Days numbered until provident fund members must buy own pensions
Government will take steps to ensure annuities are more suitable for lower earners
Provident funds have not been granted any further extensions to comply with the requirement that they must buy a pension at retirement.
Members of these funds have enjoyed the same tax deductions for contributions made to their funds as pension and retirement annuity (RA) fund members since 2016.
However, unlike members of pension funds and retirement annuities and following union threats to strike, these members have not yet been obliged to buy a pension with their savings when they retire.
Pension fund and RA members are required to buy a pension with two-thirds of their retirement savings at retirement.

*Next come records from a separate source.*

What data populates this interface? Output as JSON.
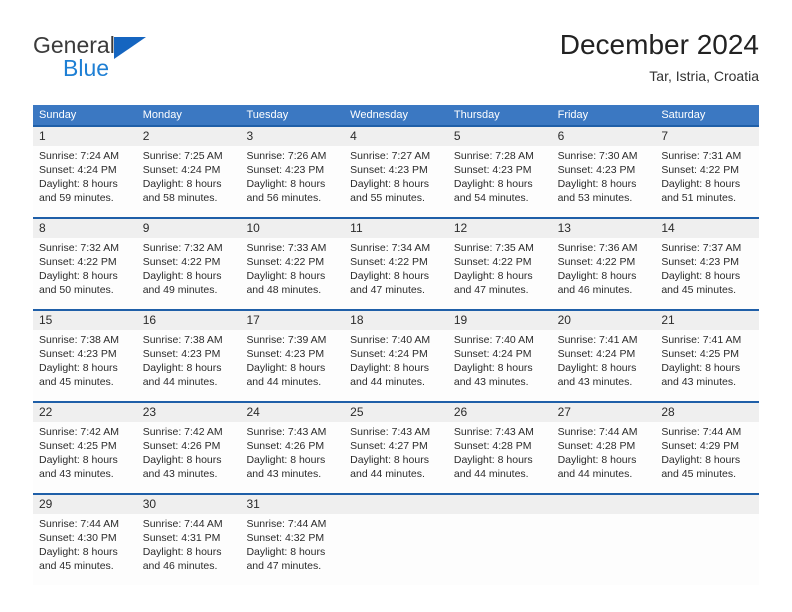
{
  "brand": {
    "name_part1": "General",
    "name_part2": "Blue",
    "icon": "flag-triangle-icon"
  },
  "header": {
    "title": "December 2024",
    "subtitle": "Tar, Istria, Croatia"
  },
  "colors": {
    "header_blue": "#3b78c2",
    "row_divider_blue": "#1f5fa8",
    "daynum_band": "#efefef",
    "brand_blue": "#1e7fd4"
  },
  "weekdays": [
    "Sunday",
    "Monday",
    "Tuesday",
    "Wednesday",
    "Thursday",
    "Friday",
    "Saturday"
  ],
  "weeks": [
    {
      "days": [
        {
          "num": "1",
          "sunrise": "Sunrise: 7:24 AM",
          "sunset": "Sunset: 4:24 PM",
          "daylight1": "Daylight: 8 hours",
          "daylight2": "and 59 minutes."
        },
        {
          "num": "2",
          "sunrise": "Sunrise: 7:25 AM",
          "sunset": "Sunset: 4:24 PM",
          "daylight1": "Daylight: 8 hours",
          "daylight2": "and 58 minutes."
        },
        {
          "num": "3",
          "sunrise": "Sunrise: 7:26 AM",
          "sunset": "Sunset: 4:23 PM",
          "daylight1": "Daylight: 8 hours",
          "daylight2": "and 56 minutes."
        },
        {
          "num": "4",
          "sunrise": "Sunrise: 7:27 AM",
          "sunset": "Sunset: 4:23 PM",
          "daylight1": "Daylight: 8 hours",
          "daylight2": "and 55 minutes."
        },
        {
          "num": "5",
          "sunrise": "Sunrise: 7:28 AM",
          "sunset": "Sunset: 4:23 PM",
          "daylight1": "Daylight: 8 hours",
          "daylight2": "and 54 minutes."
        },
        {
          "num": "6",
          "sunrise": "Sunrise: 7:30 AM",
          "sunset": "Sunset: 4:23 PM",
          "daylight1": "Daylight: 8 hours",
          "daylight2": "and 53 minutes."
        },
        {
          "num": "7",
          "sunrise": "Sunrise: 7:31 AM",
          "sunset": "Sunset: 4:22 PM",
          "daylight1": "Daylight: 8 hours",
          "daylight2": "and 51 minutes."
        }
      ]
    },
    {
      "days": [
        {
          "num": "8",
          "sunrise": "Sunrise: 7:32 AM",
          "sunset": "Sunset: 4:22 PM",
          "daylight1": "Daylight: 8 hours",
          "daylight2": "and 50 minutes."
        },
        {
          "num": "9",
          "sunrise": "Sunrise: 7:32 AM",
          "sunset": "Sunset: 4:22 PM",
          "daylight1": "Daylight: 8 hours",
          "daylight2": "and 49 minutes."
        },
        {
          "num": "10",
          "sunrise": "Sunrise: 7:33 AM",
          "sunset": "Sunset: 4:22 PM",
          "daylight1": "Daylight: 8 hours",
          "daylight2": "and 48 minutes."
        },
        {
          "num": "11",
          "sunrise": "Sunrise: 7:34 AM",
          "sunset": "Sunset: 4:22 PM",
          "daylight1": "Daylight: 8 hours",
          "daylight2": "and 47 minutes."
        },
        {
          "num": "12",
          "sunrise": "Sunrise: 7:35 AM",
          "sunset": "Sunset: 4:22 PM",
          "daylight1": "Daylight: 8 hours",
          "daylight2": "and 47 minutes."
        },
        {
          "num": "13",
          "sunrise": "Sunrise: 7:36 AM",
          "sunset": "Sunset: 4:22 PM",
          "daylight1": "Daylight: 8 hours",
          "daylight2": "and 46 minutes."
        },
        {
          "num": "14",
          "sunrise": "Sunrise: 7:37 AM",
          "sunset": "Sunset: 4:23 PM",
          "daylight1": "Daylight: 8 hours",
          "daylight2": "and 45 minutes."
        }
      ]
    },
    {
      "days": [
        {
          "num": "15",
          "sunrise": "Sunrise: 7:38 AM",
          "sunset": "Sunset: 4:23 PM",
          "daylight1": "Daylight: 8 hours",
          "daylight2": "and 45 minutes."
        },
        {
          "num": "16",
          "sunrise": "Sunrise: 7:38 AM",
          "sunset": "Sunset: 4:23 PM",
          "daylight1": "Daylight: 8 hours",
          "daylight2": "and 44 minutes."
        },
        {
          "num": "17",
          "sunrise": "Sunrise: 7:39 AM",
          "sunset": "Sunset: 4:23 PM",
          "daylight1": "Daylight: 8 hours",
          "daylight2": "and 44 minutes."
        },
        {
          "num": "18",
          "sunrise": "Sunrise: 7:40 AM",
          "sunset": "Sunset: 4:24 PM",
          "daylight1": "Daylight: 8 hours",
          "daylight2": "and 44 minutes."
        },
        {
          "num": "19",
          "sunrise": "Sunrise: 7:40 AM",
          "sunset": "Sunset: 4:24 PM",
          "daylight1": "Daylight: 8 hours",
          "daylight2": "and 43 minutes."
        },
        {
          "num": "20",
          "sunrise": "Sunrise: 7:41 AM",
          "sunset": "Sunset: 4:24 PM",
          "daylight1": "Daylight: 8 hours",
          "daylight2": "and 43 minutes."
        },
        {
          "num": "21",
          "sunrise": "Sunrise: 7:41 AM",
          "sunset": "Sunset: 4:25 PM",
          "daylight1": "Daylight: 8 hours",
          "daylight2": "and 43 minutes."
        }
      ]
    },
    {
      "days": [
        {
          "num": "22",
          "sunrise": "Sunrise: 7:42 AM",
          "sunset": "Sunset: 4:25 PM",
          "daylight1": "Daylight: 8 hours",
          "daylight2": "and 43 minutes."
        },
        {
          "num": "23",
          "sunrise": "Sunrise: 7:42 AM",
          "sunset": "Sunset: 4:26 PM",
          "daylight1": "Daylight: 8 hours",
          "daylight2": "and 43 minutes."
        },
        {
          "num": "24",
          "sunrise": "Sunrise: 7:43 AM",
          "sunset": "Sunset: 4:26 PM",
          "daylight1": "Daylight: 8 hours",
          "daylight2": "and 43 minutes."
        },
        {
          "num": "25",
          "sunrise": "Sunrise: 7:43 AM",
          "sunset": "Sunset: 4:27 PM",
          "daylight1": "Daylight: 8 hours",
          "daylight2": "and 44 minutes."
        },
        {
          "num": "26",
          "sunrise": "Sunrise: 7:43 AM",
          "sunset": "Sunset: 4:28 PM",
          "daylight1": "Daylight: 8 hours",
          "daylight2": "and 44 minutes."
        },
        {
          "num": "27",
          "sunrise": "Sunrise: 7:44 AM",
          "sunset": "Sunset: 4:28 PM",
          "daylight1": "Daylight: 8 hours",
          "daylight2": "and 44 minutes."
        },
        {
          "num": "28",
          "sunrise": "Sunrise: 7:44 AM",
          "sunset": "Sunset: 4:29 PM",
          "daylight1": "Daylight: 8 hours",
          "daylight2": "and 45 minutes."
        }
      ]
    },
    {
      "days": [
        {
          "num": "29",
          "sunrise": "Sunrise: 7:44 AM",
          "sunset": "Sunset: 4:30 PM",
          "daylight1": "Daylight: 8 hours",
          "daylight2": "and 45 minutes."
        },
        {
          "num": "30",
          "sunrise": "Sunrise: 7:44 AM",
          "sunset": "Sunset: 4:31 PM",
          "daylight1": "Daylight: 8 hours",
          "daylight2": "and 46 minutes."
        },
        {
          "num": "31",
          "sunrise": "Sunrise: 7:44 AM",
          "sunset": "Sunset: 4:32 PM",
          "daylight1": "Daylight: 8 hours",
          "daylight2": "and 47 minutes."
        },
        {
          "num": "",
          "sunrise": "",
          "sunset": "",
          "daylight1": "",
          "daylight2": ""
        },
        {
          "num": "",
          "sunrise": "",
          "sunset": "",
          "daylight1": "",
          "daylight2": ""
        },
        {
          "num": "",
          "sunrise": "",
          "sunset": "",
          "daylight1": "",
          "daylight2": ""
        },
        {
          "num": "",
          "sunrise": "",
          "sunset": "",
          "daylight1": "",
          "daylight2": ""
        }
      ]
    }
  ]
}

They may take only one-third in cash.
When the Income Tax Act was amended to grant the tax deductions to more than 1-million provident fund members, the implementation of the requirement that members below age 55 must, when they reach retirement age, buy an annuity if they have more than R250,000 in retirement savings, was postponed until March 2021.
The Budget Review notes that the so-called harmonisation of all retirement benefits — so that the tax benefits and the requirement to buy a pension are the same for pension funds, RAs and provident funds — is set to proceed following agreement between the government and the National Economic Development and Labour Council.
It also notes that the government will take steps to ensure that pension or annuity products from which retirement fund members can receive a monthly pension are more suitable for lower earners.
Costs on these products can be high for people with small amounts to invest.
The Budget Review notes that further retirement reforms will extend to improving the oversight and governance of umbrella funds which are sponsored by large financial institutions.
Automatic enrolment as a member of a fund — most likely for those in formal employment — is also listed as a future reform.
The Treasury also plans to introduce legislation later in 2020 that will centralise unclaimed benefits in a single fund and to establish a central registry of all members.
Chris Axelson, the chief director of economic tax analysis at the National Treasury, says the current fragmented system of unclaimed benefit funds is ineffective when it comes to finding people.
In addition, money in a centralised fund containing all unclaimed benefits could be used to invest in infrastructure until it is claimed.